The tendency toward mayhem that follows Jack McMorrow like a shadow finally sends his girlfriend Roxanne fleeing to the relatively stable urban center of Portland, leaving Jack to nurse a sore heart and mull an ultimatum alone in the wilds of Maine. In an effort to clean up his act, Jack takes a job as a courthouse reporter for the Kennebec Observer. What seems like a safe choice becomes dangerous when Jack is drawn into a domestic abuse case that leaves a woman dead and McMorrow tangled in a messy web of innuendo, conflicted emotions, and mortal danger. It’s time for Jack to grow up, but can he do it? Is it his destiny to follow his subjects into a life of rancor and violence, or will he be able to escape the call of his darker side and find some measure of peace?
Lifeline is the 3rd book in author Gerry Boyle's Jack McMorrow series. McMorrow is a former New York Times reporter, who is now living in Maine, with his days of burning ambition and career building behind him. He still has a nose for a story though.
McMorrow takes a part-time gig as a court reporter for a local paper. His first report concerns a domestic abuse victim who is seeking the court's protection from a drunken boyfriend. Boyle's report on Donna Marchant, ruffles a few feathers at the newspaper, with the powerful local prosecutor who seems to run the court as her local fiefdom and with the boyfriend himself.
Threats of violence follow and after an escalation involving further menace - physical and verbal - to Donna and McMorrow, Donna winds up dead. McMorrow feeling compelled by guilt and a sense of responsibility continues the search for answers, not believing the police narrative of the boyfriend's obvious guilt.

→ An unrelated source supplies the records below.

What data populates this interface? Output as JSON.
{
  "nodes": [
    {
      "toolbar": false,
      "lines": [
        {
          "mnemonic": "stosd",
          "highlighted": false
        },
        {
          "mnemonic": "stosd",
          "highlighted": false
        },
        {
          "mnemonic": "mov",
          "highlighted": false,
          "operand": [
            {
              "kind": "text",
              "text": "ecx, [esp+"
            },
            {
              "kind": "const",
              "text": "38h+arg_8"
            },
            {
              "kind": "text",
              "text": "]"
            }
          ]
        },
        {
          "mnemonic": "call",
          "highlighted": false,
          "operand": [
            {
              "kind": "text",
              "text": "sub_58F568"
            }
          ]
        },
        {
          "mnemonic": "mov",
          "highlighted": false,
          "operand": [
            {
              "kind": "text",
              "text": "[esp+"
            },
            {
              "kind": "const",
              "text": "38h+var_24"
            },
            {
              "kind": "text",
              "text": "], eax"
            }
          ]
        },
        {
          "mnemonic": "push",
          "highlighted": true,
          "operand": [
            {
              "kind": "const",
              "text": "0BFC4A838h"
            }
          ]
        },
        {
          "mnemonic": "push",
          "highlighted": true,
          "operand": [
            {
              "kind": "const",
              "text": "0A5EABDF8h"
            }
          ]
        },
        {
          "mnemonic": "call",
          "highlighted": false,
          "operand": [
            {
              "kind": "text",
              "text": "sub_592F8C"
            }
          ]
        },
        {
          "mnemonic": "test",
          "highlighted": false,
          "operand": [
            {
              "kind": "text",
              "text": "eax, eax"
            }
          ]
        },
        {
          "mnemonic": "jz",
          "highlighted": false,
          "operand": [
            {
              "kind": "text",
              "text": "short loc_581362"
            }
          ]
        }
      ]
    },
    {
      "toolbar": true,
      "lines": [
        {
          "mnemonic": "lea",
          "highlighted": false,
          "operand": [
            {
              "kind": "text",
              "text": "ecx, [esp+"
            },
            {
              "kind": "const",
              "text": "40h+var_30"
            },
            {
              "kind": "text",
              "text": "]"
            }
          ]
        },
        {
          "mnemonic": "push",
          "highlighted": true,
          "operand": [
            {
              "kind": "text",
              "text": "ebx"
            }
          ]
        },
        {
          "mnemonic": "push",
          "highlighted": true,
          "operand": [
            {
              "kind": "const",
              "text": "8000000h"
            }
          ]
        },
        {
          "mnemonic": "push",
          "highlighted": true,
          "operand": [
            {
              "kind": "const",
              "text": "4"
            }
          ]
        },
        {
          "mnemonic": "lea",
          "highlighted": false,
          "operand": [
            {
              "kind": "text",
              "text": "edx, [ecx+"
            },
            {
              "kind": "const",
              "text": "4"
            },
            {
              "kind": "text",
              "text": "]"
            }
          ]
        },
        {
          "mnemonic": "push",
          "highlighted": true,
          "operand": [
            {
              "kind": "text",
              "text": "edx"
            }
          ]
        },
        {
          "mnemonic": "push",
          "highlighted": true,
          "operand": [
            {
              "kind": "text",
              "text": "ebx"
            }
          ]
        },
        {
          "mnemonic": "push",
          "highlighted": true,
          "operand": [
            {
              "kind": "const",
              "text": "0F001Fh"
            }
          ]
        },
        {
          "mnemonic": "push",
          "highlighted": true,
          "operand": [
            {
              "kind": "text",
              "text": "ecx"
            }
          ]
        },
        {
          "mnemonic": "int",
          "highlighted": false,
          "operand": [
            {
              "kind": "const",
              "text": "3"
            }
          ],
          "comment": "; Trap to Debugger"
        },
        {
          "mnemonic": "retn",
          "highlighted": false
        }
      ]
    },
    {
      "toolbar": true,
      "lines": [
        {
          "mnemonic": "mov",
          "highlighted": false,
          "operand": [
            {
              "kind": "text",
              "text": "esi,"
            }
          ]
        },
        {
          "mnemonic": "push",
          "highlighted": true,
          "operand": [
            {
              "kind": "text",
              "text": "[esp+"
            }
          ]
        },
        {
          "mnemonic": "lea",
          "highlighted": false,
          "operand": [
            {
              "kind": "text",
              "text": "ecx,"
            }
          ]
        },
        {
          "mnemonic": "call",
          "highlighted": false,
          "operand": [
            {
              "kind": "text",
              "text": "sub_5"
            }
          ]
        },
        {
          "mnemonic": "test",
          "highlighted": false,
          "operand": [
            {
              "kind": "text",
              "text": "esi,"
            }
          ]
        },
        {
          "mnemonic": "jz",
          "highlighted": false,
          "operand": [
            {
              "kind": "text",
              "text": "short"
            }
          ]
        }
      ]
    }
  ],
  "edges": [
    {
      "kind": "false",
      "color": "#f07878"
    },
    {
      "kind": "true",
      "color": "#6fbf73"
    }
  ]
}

I found this book a lot more absorbing and interesting than the first couple in the series. This time around we either get where we're going a bit quicker, or maybe I've gotten used to Boyle's storytelling and was invested enough in the tale to enjoy the journey.
I like McMorrow as a character. There's a tenacity and resilience about him. He's experienced and very capable as a reporter, which isn't necessarily the kind of journalist which the Kennebec Observer is looking for. The editor just wants to do non-reporting and to ruffle no feathers. Jack's style isn't a good fit and serves to enliven the local newsroom. He's loyal to his girlfriend, who incidentally has just moved further away from him for work purposes. He's feeling a bit abandoned here and is jealous of the new friendships his girlfriend is making in Portland. He does also have a fondness, if not exactly a reliance on a beer or two at the end of a day.
McMorrow tackles the boyfriend, the victim's sister, and the ex-husband in a bid to get to the truth. He does the hard yards tracking down witnesses and accounts which the police don't seem to have covered. He stands up to bullies and intimidation and eventually uncovers the truth behind Donna's death.
I liked the twists in the story. I had a feeling the outcome was heading in a certain direction, but Boyle wrong-footed me while keeping the outcome plausible. I enjoyed the narration from Michael A. Smith.
4 from 5
Read - (listened to) August, 2022
Published - 1996
Page count - 360 (11 hrs 18 mins)
Source - Audible purchase
Format - Audible